Gov.-elect Dan Malloy announced Tuesday that he would be appointing Democratic state Rep. Deborah Heinrich to a new cabinet-level position within his administration where she will advocate on behalf of nonprofit providers.
Malloy spoke about the necessity for such a position in 2009 when he asked the legislature to take up the Nonprofit Human Services Cabinet Bill, according to a press release by his administration. That bill was passed by both the House and Senate but was vetoed by Gov. M. Jodi Rell, the statement said.
Now, only a day before he is to be sworn in as governor, Malloy has appointed Heinrich to the position, which will operate at “the same level as commissioner of a state agency,” the statement said.

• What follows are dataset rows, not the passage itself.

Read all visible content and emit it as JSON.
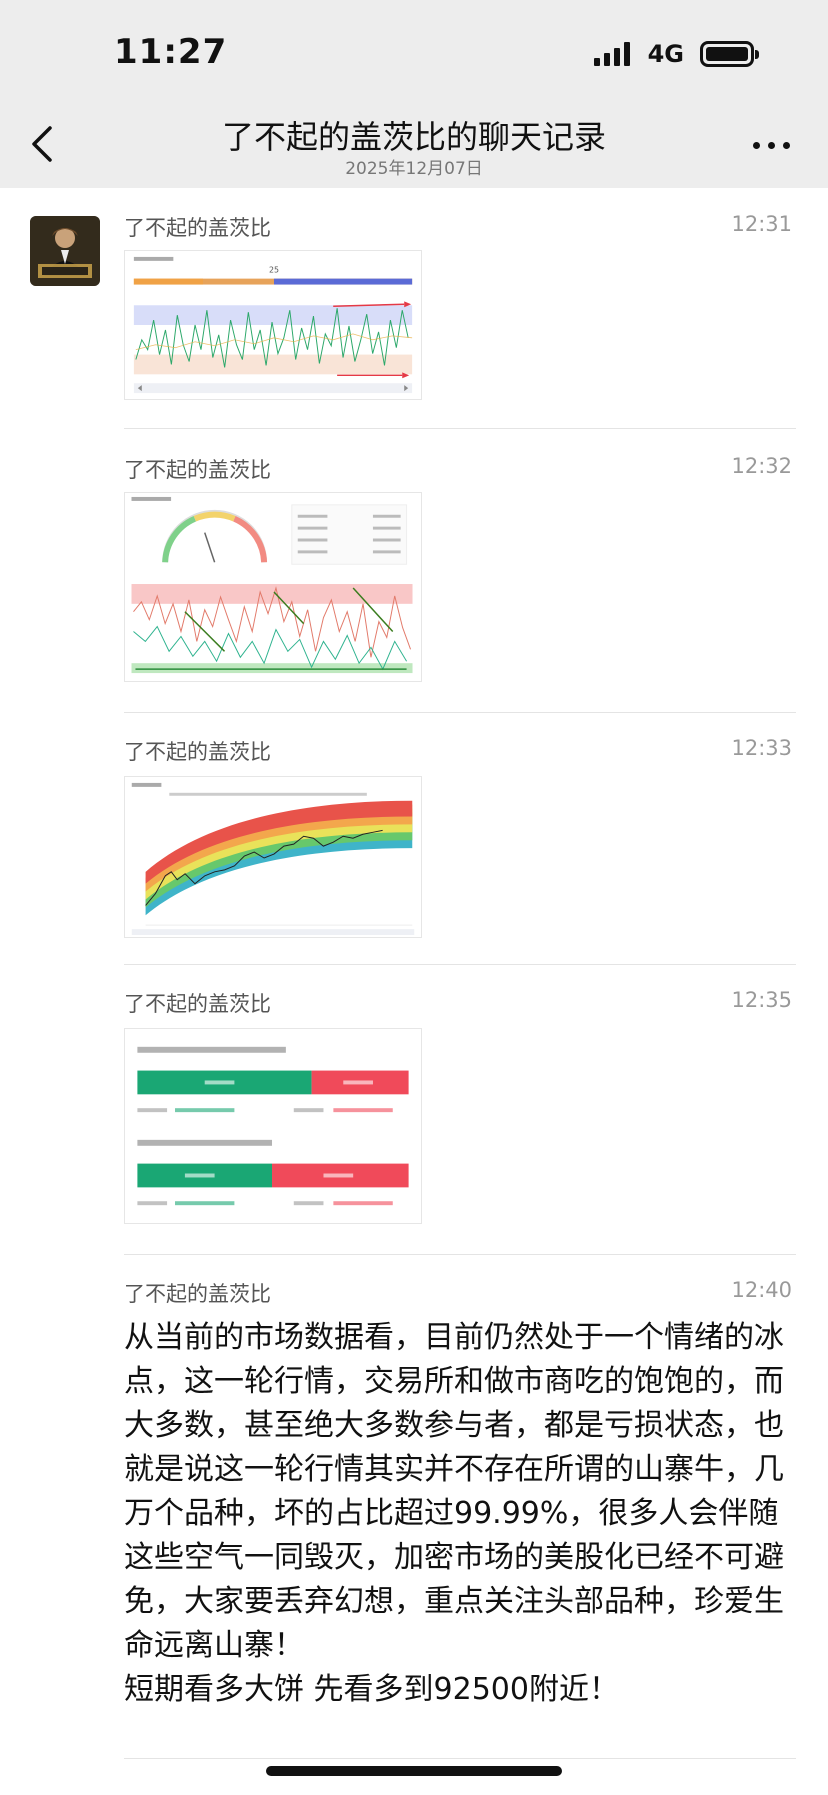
{
  "status_bar": {
    "time": "11:27",
    "network": "4G"
  },
  "nav": {
    "title": "了不起的盖茨比的聊天记录",
    "date": "2025年12月07日"
  },
  "messages": [
    {
      "sender": "了不起的盖茨比",
      "time": "12:31",
      "kind": "image"
    },
    {
      "sender": "了不起的盖茨比",
      "time": "12:32",
      "kind": "image"
    },
    {
      "sender": "了不起的盖茨比",
      "time": "12:33",
      "kind": "image"
    },
    {
      "sender": "了不起的盖茨比",
      "time": "12:35",
      "kind": "image"
    },
    {
      "sender": "了不起的盖茨比",
      "time": "12:40",
      "kind": "text",
      "text": [
        "从当前的市场数据看，目前仍然处于一个情绪的冰点，这一轮行情，交易所和做市商吃的饱饱的，而大多数，甚至绝大多数参与者，都是亏损状态，也就是说这一轮行情其实并不存在所谓的山寨牛，几万个品种，坏的占比超过99.99%，很多人会伴随这些空气一同毁灭，加密市场的美股化已经不可避免，大家要丢弃幻想，重点关注头部品种，珍爱生命远离山寨！",
        "短期看多大饼 先看多到92500附近！"
      ]
    }
  ],
  "image1": {
    "gauge_value": "25"
  },
  "colors": {
    "nav_bg": "#ededed",
    "green": "#1aa774",
    "red": "#f04a5a"
  }
}
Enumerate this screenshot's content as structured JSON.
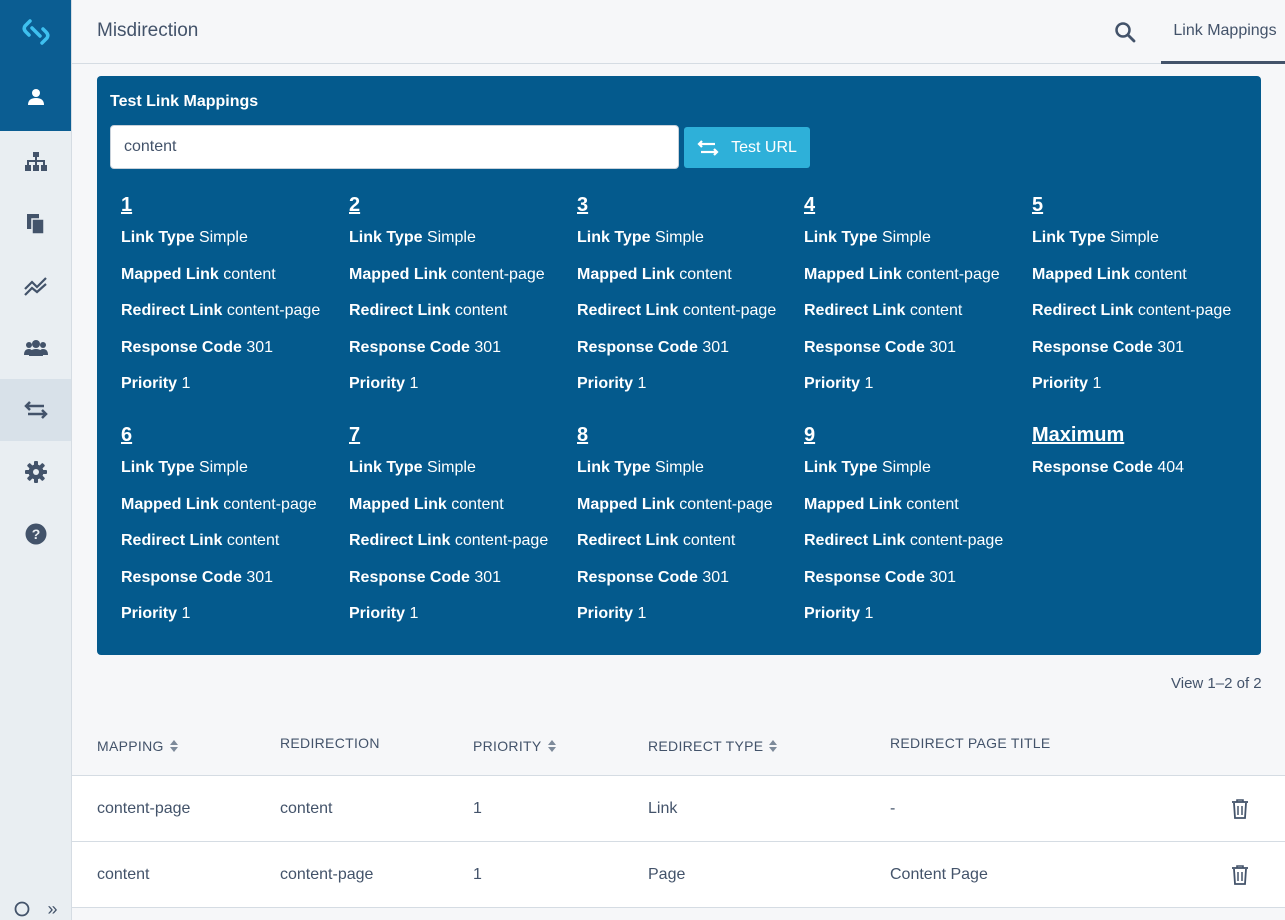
{
  "header": {
    "title": "Misdirection",
    "tab": "Link Mappings"
  },
  "test_panel": {
    "title": "Test Link Mappings",
    "input_value": "content",
    "button_label": "Test URL",
    "results": [
      {
        "num": "1",
        "link_type_label": "Link Type",
        "link_type": "Simple",
        "mapped_label": "Mapped Link",
        "mapped": "content",
        "redirect_label": "Redirect Link",
        "redirect": "content-page",
        "code_label": "Response Code",
        "code": "301",
        "priority_label": "Priority",
        "priority": "1"
      },
      {
        "num": "2",
        "link_type_label": "Link Type",
        "link_type": "Simple",
        "mapped_label": "Mapped Link",
        "mapped": "content-page",
        "redirect_label": "Redirect Link",
        "redirect": "content",
        "code_label": "Response Code",
        "code": "301",
        "priority_label": "Priority",
        "priority": "1"
      },
      {
        "num": "3",
        "link_type_label": "Link Type",
        "link_type": "Simple",
        "mapped_label": "Mapped Link",
        "mapped": "content",
        "redirect_label": "Redirect Link",
        "redirect": "content-page",
        "code_label": "Response Code",
        "code": "301",
        "priority_label": "Priority",
        "priority": "1"
      },
      {
        "num": "4",
        "link_type_label": "Link Type",
        "link_type": "Simple",
        "mapped_label": "Mapped Link",
        "mapped": "content-page",
        "redirect_label": "Redirect Link",
        "redirect": "content",
        "code_label": "Response Code",
        "code": "301",
        "priority_label": "Priority",
        "priority": "1"
      },
      {
        "num": "5",
        "link_type_label": "Link Type",
        "link_type": "Simple",
        "mapped_label": "Mapped Link",
        "mapped": "content",
        "redirect_label": "Redirect Link",
        "redirect": "content-page",
        "code_label": "Response Code",
        "code": "301",
        "priority_label": "Priority",
        "priority": "1"
      },
      {
        "num": "6",
        "link_type_label": "Link Type",
        "link_type": "Simple",
        "mapped_label": "Mapped Link",
        "mapped": "content-page",
        "redirect_label": "Redirect Link",
        "redirect": "content",
        "code_label": "Response Code",
        "code": "301",
        "priority_label": "Priority",
        "priority": "1"
      },
      {
        "num": "7",
        "link_type_label": "Link Type",
        "link_type": "Simple",
        "mapped_label": "Mapped Link",
        "mapped": "content",
        "redirect_label": "Redirect Link",
        "redirect": "content-page",
        "code_label": "Response Code",
        "code": "301",
        "priority_label": "Priority",
        "priority": "1"
      },
      {
        "num": "8",
        "link_type_label": "Link Type",
        "link_type": "Simple",
        "mapped_label": "Mapped Link",
        "mapped": "content-page",
        "redirect_label": "Redirect Link",
        "redirect": "content",
        "code_label": "Response Code",
        "code": "301",
        "priority_label": "Priority",
        "priority": "1"
      },
      {
        "num": "9",
        "link_type_label": "Link Type",
        "link_type": "Simple",
        "mapped_label": "Mapped Link",
        "mapped": "content",
        "redirect_label": "Redirect Link",
        "redirect": "content-page",
        "code_label": "Response Code",
        "code": "301",
        "priority_label": "Priority",
        "priority": "1"
      }
    ],
    "maximum": {
      "title": "Maximum",
      "code_label": "Response Code",
      "code": "404"
    }
  },
  "table": {
    "view_count": "View 1–2 of 2",
    "headers": [
      "MAPPING",
      "REDIRECTION",
      "PRIORITY",
      "REDIRECT TYPE",
      "REDIRECT PAGE TITLE"
    ],
    "rows": [
      {
        "mapping": "content-page",
        "redirection": "content",
        "priority": "1",
        "redirect_type": "Link",
        "page_title": "-"
      },
      {
        "mapping": "content",
        "redirection": "content-page",
        "priority": "1",
        "redirect_type": "Page",
        "page_title": "Content Page"
      }
    ]
  },
  "sidebar": {
    "items": [
      "user-icon",
      "sitemap-icon",
      "pages-icon",
      "chart-line-icon",
      "users-group-icon",
      "redirect-arrows-icon",
      "gear-icon",
      "help-icon"
    ]
  },
  "colors": {
    "brand": "#0b5d92",
    "panel": "#045a8d",
    "accent": "#2eb0d9",
    "text": "#43536a"
  }
}
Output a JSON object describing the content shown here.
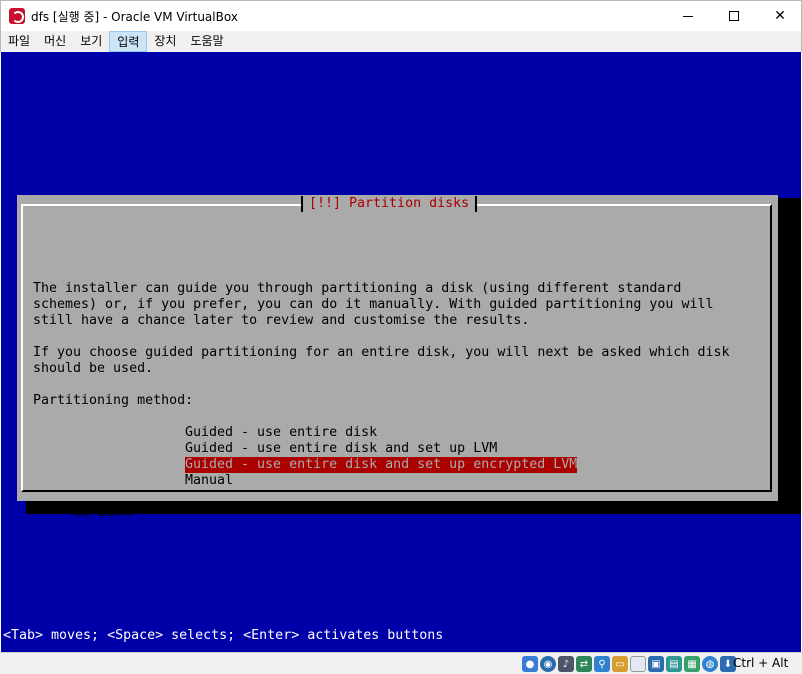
{
  "window": {
    "title": "dfs [실행 중] - Oracle VM VirtualBox",
    "minimize_glyph": "",
    "close_glyph": "✕"
  },
  "menu": {
    "items": [
      "파일",
      "머신",
      "보기",
      "입력",
      "장치",
      "도움말"
    ],
    "active_index": 3
  },
  "installer": {
    "dialog_title": "[!!] Partition disks",
    "paragraph1": [
      "The installer can guide you through partitioning a disk (using different standard",
      "schemes) or, if you prefer, you can do it manually. With guided partitioning you will",
      "still have a chance later to review and customise the results."
    ],
    "paragraph2": [
      "If you choose guided partitioning for an entire disk, you will next be asked which disk",
      "should be used."
    ],
    "method_label": "Partitioning method:",
    "options": [
      "Guided - use entire disk",
      "Guided - use entire disk and set up LVM",
      "Guided - use entire disk and set up encrypted LVM",
      "Manual"
    ],
    "selected_option_index": 2,
    "go_back": "<Go Back>",
    "hint": "<Tab> moves; <Space> selects; <Enter> activates buttons"
  },
  "colors": {
    "screen_bg": "#0000a8",
    "dialog_bg": "#aaaaaa",
    "title_red": "#aa0000",
    "selection_bg": "#aa0000"
  },
  "statusbar": {
    "icons": [
      "hard-disk-icon",
      "optical-drive-icon",
      "audio-icon",
      "network-icon",
      "usb-icon",
      "shared-folder-icon",
      "display-icon",
      "video-capture-icon",
      "cpu-icon",
      "mouse-integration-icon",
      "keyboard-icon"
    ],
    "host_key": "Ctrl + Alt"
  }
}
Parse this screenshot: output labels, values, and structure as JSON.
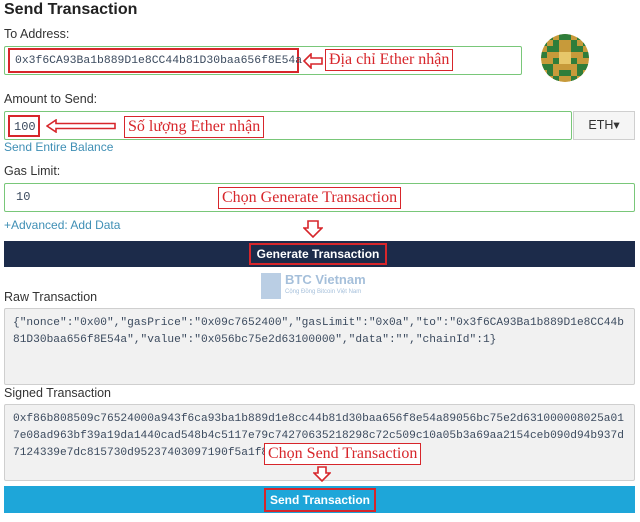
{
  "header": {
    "title": "Send Transaction"
  },
  "to_address": {
    "label": "To Address:",
    "value": "0x3f6CA93Ba1b889D1e8CC44b81D30baa656f8E54a",
    "annotation": "Địa chỉ Ether nhận"
  },
  "amount": {
    "label": "Amount to Send:",
    "value": "100",
    "annotation": "Số lượng Ether nhận",
    "send_entire_balance": "Send Entire Balance",
    "unit": "ETH▾"
  },
  "gas_limit": {
    "label": "Gas Limit:",
    "value": "10",
    "annotation": "Chọn Generate Transaction"
  },
  "advanced_link": "+Advanced: Add Data",
  "generate_button": {
    "label": "Generate Transaction"
  },
  "watermark": {
    "brand": "BTC Vietnam",
    "tagline": "Cộng Đồng Bitcoin Việt Nam"
  },
  "raw_transaction": {
    "label": "Raw Transaction",
    "value": "{\"nonce\":\"0x00\",\"gasPrice\":\"0x09c7652400\",\"gasLimit\":\"0x0a\",\"to\":\"0x3f6CA93Ba1b889D1e8CC44b81D30baa656f8E54a\",\"value\":\"0x056bc75e2d63100000\",\"data\":\"\",\"chainId\":1}"
  },
  "signed_transaction": {
    "label": "Signed Transaction",
    "value": "0xf86b808509c76524000a943f6ca93ba1b889d1e8cc44b81d30baa656f8e54a89056bc75e2d631000008025a017e08ad963bf39a19da1440cad548b4c5117e79c74270635218298c72c509c10a05b3a69aa2154ceb090d94b937d7124339e7dc815730d95237403097190f5a1f8",
    "annotation": "Chọn Send Transaction"
  },
  "send_button": {
    "label": "Send Transaction"
  },
  "colors": {
    "annotation_red": "#d7262b",
    "valid_border": "#79c779",
    "generate_button": "#1c2b4a",
    "send_button": "#1ea6d9",
    "link": "#3f8fb5"
  },
  "icons": {
    "arrow": "red-arrow-icon",
    "identicon": "address-identicon"
  }
}
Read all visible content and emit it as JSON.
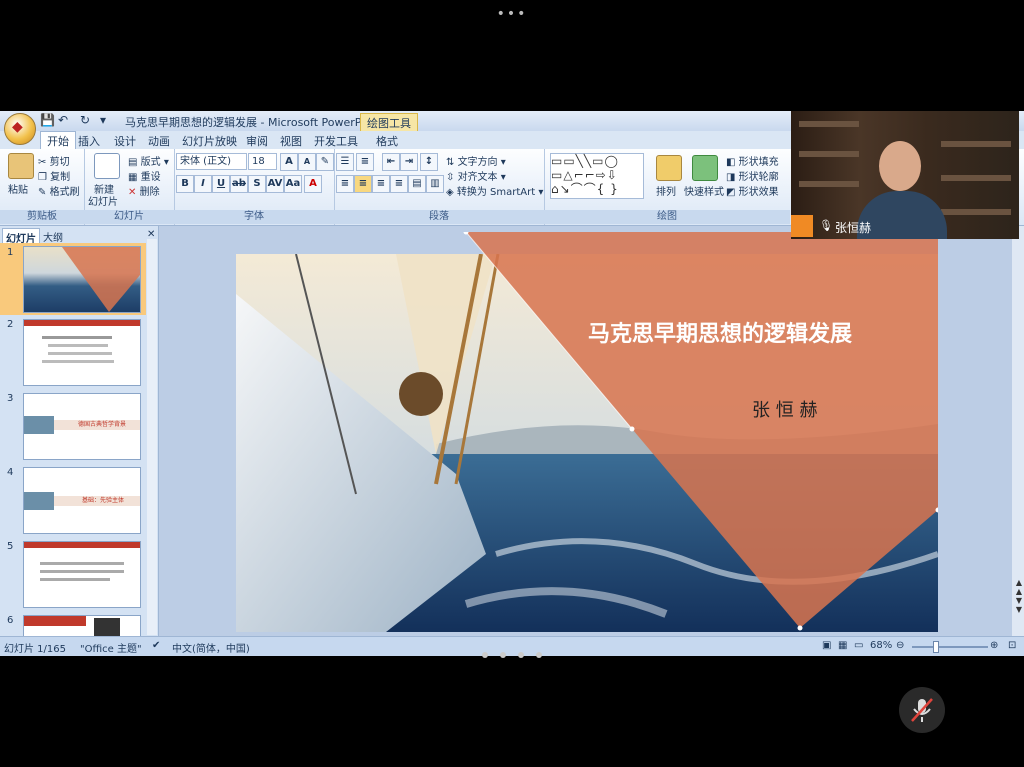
{
  "window": {
    "title": "马克思早期思想的逻辑发展 - Microsoft PowerPoi...",
    "context_tab": "绘图工具"
  },
  "tabs": [
    "开始",
    "插入",
    "设计",
    "动画",
    "幻灯片放映",
    "审阅",
    "视图",
    "开发工具",
    "格式"
  ],
  "ribbon": {
    "clipboard": {
      "paste": "粘贴",
      "cut": "剪切",
      "copy": "复制",
      "format_painter": "格式刷",
      "label": "剪贴板"
    },
    "slides": {
      "new_slide_1": "新建",
      "new_slide_2": "幻灯片",
      "layout": "版式",
      "reset": "重设",
      "delete": "删除",
      "label": "幻灯片"
    },
    "font": {
      "font_name": "宋体 (正文)",
      "font_size": "18",
      "label": "字体"
    },
    "paragraph": {
      "text_direction": "文字方向",
      "align_text": "对齐文本",
      "smartart": "转换为 SmartArt",
      "label": "段落"
    },
    "drawing": {
      "arrange": "排列",
      "quick_styles": "快速样式",
      "shape_fill": "形状填充",
      "shape_outline": "形状轮廓",
      "shape_effects": "形状效果",
      "label": "绘图"
    }
  },
  "panel": {
    "tab_slides": "幻灯片",
    "tab_outline": "大纲",
    "close": "✕",
    "slide_numbers": [
      "1",
      "2",
      "3",
      "4",
      "5",
      "6"
    ],
    "thumb3_text": "德国古典哲学背景",
    "thumb4_text": "基础：先验主体"
  },
  "slide": {
    "title": "马克思早期思想的逻辑发展",
    "author": "张 恒 赫"
  },
  "statusbar": {
    "slide_count": "幻灯片 1/165",
    "theme": "\"Office 主题\"",
    "language": "中文(简体，中国)",
    "zoom": "68%"
  },
  "video": {
    "name": "张恒赫"
  },
  "colors": {
    "slide_orange": "#d7744f",
    "ribbon_blue": "#dbe7f6",
    "status_blue": "#c6d8ef"
  }
}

“I have been clear that getting our fiscal house in order will require a shared sacrifice on all our parts, but I’ve been equally clear that I will not cut the safety net,” Malloy said. “Engaging the nonprofit community in a concerted, strategic way to maximize services and minimize cost will be a large part of the way in which we do this. Representative Heinrich has been an advocate for those who need our help the most and I’ll be looking to her to find ways in which the services people need can be provided at a lower cost to taxpayers.”
Heinrich, who has served three terms in the House representing Madison and Guilford, has worked on behalf of the nonprofit community in the past. In 2007 she received both the Connecticut Association of Nonprofits Legislative Award and the Connecticut Community Providers Legislative Award for her efforts, the statement said.
“We cannot allow the difficult budget situation we face to decimate the services provided to those people in Connecticut who need them the most,” Heinrich said. “This will be a challenge, no doubt about it, but I’m looking forward to working with Governor-Elect Malloy and others in his administration to preserve the safety net and provide services, while reducing the cost to taxpayers.”
In accepting Malloy’s appointment, Heinrich becomes the fifth lawmaker who will not be taking the oath of office tomorrow based on executive appointments, and will need to be replaced by special election.
Heinrich studied at Emory University where she received a Ph.D. in Microbiology and Molecular Genetics.